## [WHAT YOU SHOULD DO]
Pick out all lines with the word "PATIENT" from the records that follow.

^^^^

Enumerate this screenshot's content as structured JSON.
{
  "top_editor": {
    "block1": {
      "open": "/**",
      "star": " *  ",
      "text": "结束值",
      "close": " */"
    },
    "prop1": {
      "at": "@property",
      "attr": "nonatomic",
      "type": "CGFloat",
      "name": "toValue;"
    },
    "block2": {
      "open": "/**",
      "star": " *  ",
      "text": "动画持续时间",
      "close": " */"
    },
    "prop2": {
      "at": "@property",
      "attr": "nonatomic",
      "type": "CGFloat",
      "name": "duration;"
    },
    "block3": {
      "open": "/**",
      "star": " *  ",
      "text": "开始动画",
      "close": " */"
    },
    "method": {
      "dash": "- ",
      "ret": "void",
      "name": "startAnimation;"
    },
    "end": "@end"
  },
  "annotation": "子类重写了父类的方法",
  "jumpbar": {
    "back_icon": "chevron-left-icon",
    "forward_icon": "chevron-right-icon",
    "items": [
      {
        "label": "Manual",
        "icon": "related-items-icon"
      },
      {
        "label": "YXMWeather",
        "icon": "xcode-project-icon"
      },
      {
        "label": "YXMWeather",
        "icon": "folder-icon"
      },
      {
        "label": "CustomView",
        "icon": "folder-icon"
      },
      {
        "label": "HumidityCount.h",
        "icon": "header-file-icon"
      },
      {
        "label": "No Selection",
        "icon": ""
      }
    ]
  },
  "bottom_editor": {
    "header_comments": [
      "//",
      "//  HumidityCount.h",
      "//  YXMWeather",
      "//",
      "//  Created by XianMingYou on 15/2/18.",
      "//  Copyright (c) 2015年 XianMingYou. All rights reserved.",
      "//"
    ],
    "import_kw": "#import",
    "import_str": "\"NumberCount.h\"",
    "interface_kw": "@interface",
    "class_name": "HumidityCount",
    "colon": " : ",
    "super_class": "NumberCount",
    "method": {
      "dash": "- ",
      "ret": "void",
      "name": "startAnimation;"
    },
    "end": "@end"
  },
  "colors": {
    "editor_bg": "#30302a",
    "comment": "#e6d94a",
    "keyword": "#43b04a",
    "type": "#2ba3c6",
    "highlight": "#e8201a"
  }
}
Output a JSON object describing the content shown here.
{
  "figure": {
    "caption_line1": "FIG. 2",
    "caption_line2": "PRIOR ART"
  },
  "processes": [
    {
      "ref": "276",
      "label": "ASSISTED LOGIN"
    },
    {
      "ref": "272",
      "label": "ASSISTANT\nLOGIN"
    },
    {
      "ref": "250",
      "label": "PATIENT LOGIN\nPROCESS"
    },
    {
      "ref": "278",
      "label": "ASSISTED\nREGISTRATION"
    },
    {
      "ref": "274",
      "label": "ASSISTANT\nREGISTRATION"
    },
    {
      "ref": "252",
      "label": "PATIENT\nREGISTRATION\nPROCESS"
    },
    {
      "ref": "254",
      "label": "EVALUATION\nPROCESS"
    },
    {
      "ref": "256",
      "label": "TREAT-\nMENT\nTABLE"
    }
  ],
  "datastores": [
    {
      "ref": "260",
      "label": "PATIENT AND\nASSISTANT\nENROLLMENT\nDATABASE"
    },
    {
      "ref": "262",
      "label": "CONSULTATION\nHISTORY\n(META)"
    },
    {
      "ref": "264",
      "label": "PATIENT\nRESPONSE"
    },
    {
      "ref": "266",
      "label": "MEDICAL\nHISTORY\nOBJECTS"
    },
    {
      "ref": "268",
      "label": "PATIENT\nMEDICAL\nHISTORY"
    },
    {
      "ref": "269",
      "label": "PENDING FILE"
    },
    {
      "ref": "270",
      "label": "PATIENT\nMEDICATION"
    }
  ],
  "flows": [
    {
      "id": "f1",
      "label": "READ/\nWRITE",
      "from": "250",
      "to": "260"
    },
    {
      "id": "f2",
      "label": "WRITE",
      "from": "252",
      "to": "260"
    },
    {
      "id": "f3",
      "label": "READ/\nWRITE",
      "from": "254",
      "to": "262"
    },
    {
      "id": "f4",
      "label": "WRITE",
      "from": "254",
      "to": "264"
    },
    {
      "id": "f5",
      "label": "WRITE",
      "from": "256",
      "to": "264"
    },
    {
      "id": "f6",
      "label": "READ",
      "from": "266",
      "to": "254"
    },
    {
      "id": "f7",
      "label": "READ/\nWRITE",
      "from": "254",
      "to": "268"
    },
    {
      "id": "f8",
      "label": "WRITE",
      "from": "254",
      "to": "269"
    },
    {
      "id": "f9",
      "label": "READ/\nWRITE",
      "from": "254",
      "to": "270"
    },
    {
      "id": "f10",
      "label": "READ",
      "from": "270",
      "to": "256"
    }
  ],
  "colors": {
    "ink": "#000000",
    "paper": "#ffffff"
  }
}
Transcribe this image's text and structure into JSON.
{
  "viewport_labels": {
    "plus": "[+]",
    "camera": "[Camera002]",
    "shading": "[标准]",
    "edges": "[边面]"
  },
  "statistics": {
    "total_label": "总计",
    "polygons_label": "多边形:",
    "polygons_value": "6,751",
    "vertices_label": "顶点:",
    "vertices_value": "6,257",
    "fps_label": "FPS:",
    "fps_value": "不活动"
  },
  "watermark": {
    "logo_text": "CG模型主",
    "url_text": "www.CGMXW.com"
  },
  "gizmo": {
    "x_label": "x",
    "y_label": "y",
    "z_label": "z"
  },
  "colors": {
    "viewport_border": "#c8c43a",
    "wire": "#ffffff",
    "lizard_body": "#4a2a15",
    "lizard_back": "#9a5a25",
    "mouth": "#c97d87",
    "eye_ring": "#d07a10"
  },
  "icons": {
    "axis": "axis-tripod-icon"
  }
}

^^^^

## [OUTPUT OF THE TASK]
      "label": "PATIENT LOGIN\nPROCESS"
      "label": "PATIENT\nREGISTRATION\nPROCESS"
      "label": "PATIENT AND\nASSISTANT\nENROLLMENT\nDATABASE"
      "label": "PATIENT\nRESPONSE"
      "label": "PATIENT\nMEDICAL\nHISTORY"
      "label": "PATIENT\nMEDICATION"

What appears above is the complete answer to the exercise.